- BRIEF
Check each line of the material, and show the ones that include the word "root".

- GIVEN RECORDS
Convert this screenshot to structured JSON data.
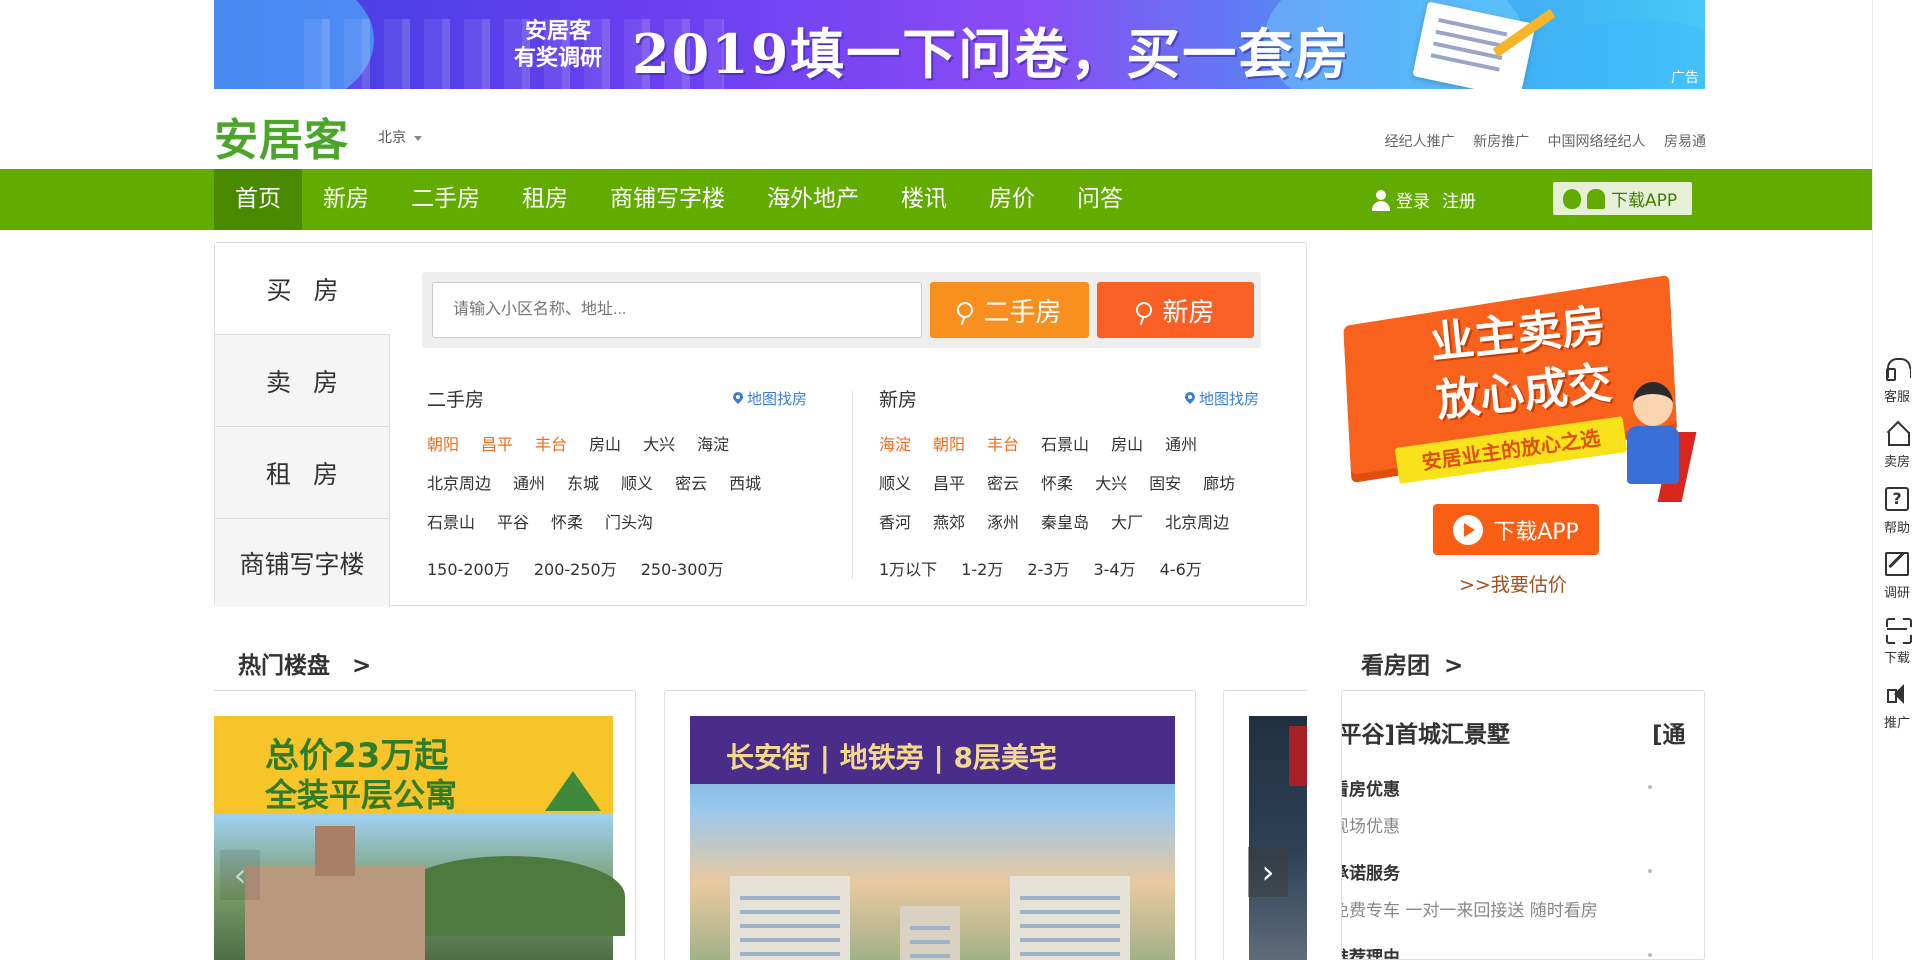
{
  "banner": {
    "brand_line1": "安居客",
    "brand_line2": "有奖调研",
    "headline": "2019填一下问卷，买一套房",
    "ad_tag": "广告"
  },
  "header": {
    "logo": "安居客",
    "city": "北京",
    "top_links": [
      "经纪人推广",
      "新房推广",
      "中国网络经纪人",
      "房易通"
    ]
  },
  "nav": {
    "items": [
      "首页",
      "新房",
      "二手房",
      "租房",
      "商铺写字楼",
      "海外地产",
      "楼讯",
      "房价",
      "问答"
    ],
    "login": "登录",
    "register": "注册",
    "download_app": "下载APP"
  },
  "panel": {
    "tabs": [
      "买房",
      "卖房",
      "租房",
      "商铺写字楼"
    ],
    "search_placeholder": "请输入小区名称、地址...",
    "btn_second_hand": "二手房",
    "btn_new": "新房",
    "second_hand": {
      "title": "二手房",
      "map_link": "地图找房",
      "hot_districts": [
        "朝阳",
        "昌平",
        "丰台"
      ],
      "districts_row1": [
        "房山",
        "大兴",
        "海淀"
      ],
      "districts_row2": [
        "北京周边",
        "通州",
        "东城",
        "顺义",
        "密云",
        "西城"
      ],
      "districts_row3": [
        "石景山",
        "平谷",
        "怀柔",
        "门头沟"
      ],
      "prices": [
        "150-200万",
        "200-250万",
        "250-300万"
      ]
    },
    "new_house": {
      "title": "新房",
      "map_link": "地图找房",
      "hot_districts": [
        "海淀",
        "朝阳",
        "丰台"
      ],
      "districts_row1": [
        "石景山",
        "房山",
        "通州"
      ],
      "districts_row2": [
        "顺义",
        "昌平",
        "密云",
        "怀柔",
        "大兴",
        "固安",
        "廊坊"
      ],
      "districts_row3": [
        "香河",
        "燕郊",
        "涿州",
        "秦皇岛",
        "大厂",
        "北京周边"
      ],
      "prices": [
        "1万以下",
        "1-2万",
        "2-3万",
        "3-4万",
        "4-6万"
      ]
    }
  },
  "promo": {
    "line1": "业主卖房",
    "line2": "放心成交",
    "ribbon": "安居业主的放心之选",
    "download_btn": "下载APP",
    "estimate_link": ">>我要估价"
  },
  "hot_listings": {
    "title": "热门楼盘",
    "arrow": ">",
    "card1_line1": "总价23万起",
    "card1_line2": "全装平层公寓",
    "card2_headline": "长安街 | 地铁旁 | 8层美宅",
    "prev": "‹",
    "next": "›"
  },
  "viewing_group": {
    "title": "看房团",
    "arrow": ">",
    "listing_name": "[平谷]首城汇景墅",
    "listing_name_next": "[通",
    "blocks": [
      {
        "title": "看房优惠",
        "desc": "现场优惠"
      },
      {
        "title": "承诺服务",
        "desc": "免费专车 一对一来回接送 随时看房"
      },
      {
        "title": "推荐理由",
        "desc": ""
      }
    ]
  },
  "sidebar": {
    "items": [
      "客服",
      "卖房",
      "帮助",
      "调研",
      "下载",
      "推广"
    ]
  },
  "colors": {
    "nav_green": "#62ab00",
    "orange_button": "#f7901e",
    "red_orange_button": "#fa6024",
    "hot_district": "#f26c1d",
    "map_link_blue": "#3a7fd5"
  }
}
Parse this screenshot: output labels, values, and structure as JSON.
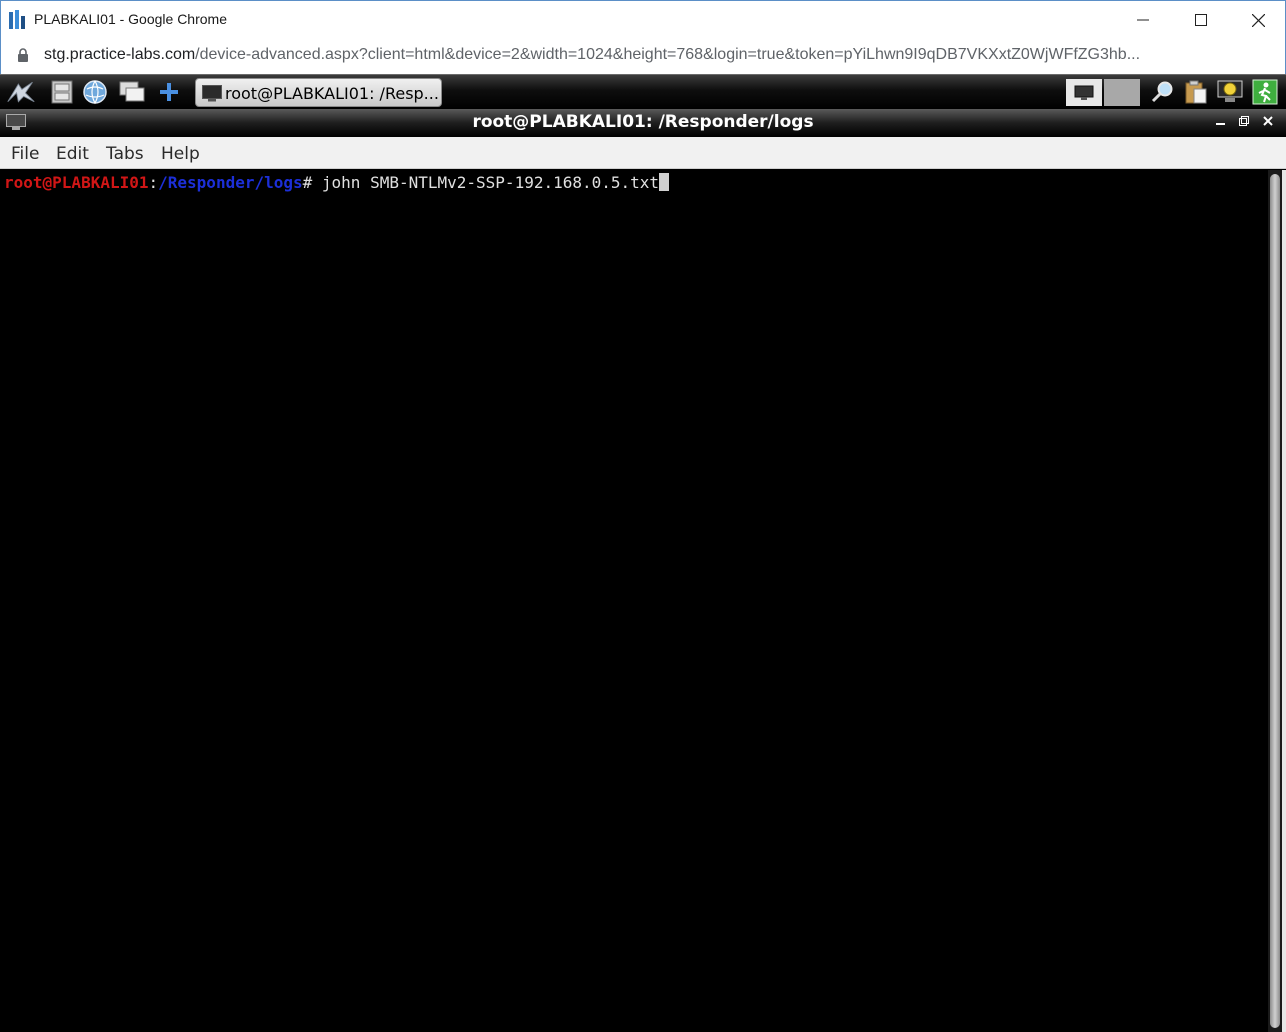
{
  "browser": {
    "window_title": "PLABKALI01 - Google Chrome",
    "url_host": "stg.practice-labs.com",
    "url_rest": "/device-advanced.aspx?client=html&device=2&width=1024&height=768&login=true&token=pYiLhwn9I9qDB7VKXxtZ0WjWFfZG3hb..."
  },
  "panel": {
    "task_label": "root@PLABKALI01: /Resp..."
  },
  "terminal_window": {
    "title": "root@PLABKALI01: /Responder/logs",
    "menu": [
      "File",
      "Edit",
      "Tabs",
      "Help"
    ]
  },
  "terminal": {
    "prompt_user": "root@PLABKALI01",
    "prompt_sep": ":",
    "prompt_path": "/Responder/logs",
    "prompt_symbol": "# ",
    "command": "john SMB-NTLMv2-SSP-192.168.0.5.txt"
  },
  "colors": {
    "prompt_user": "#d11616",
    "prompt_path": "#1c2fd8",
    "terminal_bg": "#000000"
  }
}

- ANSWER TO THIS TASK
    "task_label": "root@PLABKALI01: /Resp..."
    "title": "root@PLABKALI01: /Responder/logs",
    "prompt_user": "root@PLABKALI01",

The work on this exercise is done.